EXERCISE INSTRUCTIONS: Below are the records; pull every line that includes "size".

-------- INFORMATION SUPPLIED --------

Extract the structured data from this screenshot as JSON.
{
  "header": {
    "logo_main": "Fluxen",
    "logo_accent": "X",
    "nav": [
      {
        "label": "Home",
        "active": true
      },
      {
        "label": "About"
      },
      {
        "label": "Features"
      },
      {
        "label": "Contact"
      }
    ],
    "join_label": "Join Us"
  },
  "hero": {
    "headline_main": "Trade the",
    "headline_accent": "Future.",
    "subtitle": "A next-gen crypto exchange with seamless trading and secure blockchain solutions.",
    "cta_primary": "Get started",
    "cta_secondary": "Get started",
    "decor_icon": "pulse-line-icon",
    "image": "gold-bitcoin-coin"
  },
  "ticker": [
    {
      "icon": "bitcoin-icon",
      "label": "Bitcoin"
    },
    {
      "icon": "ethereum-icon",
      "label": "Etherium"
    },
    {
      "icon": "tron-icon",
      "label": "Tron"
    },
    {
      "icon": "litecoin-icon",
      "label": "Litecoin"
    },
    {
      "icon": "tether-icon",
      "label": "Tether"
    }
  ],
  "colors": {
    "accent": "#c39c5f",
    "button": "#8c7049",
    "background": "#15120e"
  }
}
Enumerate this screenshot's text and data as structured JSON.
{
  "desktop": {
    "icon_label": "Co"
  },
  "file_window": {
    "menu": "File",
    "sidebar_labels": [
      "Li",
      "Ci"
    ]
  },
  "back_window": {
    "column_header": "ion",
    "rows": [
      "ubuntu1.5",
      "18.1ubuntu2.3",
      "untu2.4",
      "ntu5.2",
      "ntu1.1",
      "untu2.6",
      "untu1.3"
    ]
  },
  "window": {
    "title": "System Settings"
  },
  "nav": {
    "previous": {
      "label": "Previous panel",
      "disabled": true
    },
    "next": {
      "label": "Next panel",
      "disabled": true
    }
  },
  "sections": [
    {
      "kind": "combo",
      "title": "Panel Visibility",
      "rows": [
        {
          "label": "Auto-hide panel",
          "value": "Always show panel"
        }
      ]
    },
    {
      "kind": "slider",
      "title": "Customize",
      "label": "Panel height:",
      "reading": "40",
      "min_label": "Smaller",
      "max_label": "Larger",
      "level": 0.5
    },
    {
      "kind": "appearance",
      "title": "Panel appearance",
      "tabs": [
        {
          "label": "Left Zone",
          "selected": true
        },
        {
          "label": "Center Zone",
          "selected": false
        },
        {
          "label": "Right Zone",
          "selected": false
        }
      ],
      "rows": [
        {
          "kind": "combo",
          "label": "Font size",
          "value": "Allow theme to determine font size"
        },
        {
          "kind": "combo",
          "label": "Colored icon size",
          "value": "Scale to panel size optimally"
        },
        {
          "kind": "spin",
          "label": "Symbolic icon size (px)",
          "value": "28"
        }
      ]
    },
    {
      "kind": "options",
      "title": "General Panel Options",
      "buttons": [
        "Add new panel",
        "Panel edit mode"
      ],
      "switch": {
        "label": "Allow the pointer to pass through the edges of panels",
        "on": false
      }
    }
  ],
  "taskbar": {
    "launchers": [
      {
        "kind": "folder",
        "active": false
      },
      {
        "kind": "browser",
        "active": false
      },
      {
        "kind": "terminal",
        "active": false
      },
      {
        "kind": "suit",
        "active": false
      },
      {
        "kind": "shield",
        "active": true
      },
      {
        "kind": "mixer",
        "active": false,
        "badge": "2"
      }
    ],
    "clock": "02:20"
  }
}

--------

SOLUTION FOR THIS TASK:
          "label": "Font size",
          "value": "Allow theme to determine font size"
          "label": "Colored icon size",
          "value": "Scale to panel size optimally"
          "label": "Symbolic icon size (px)",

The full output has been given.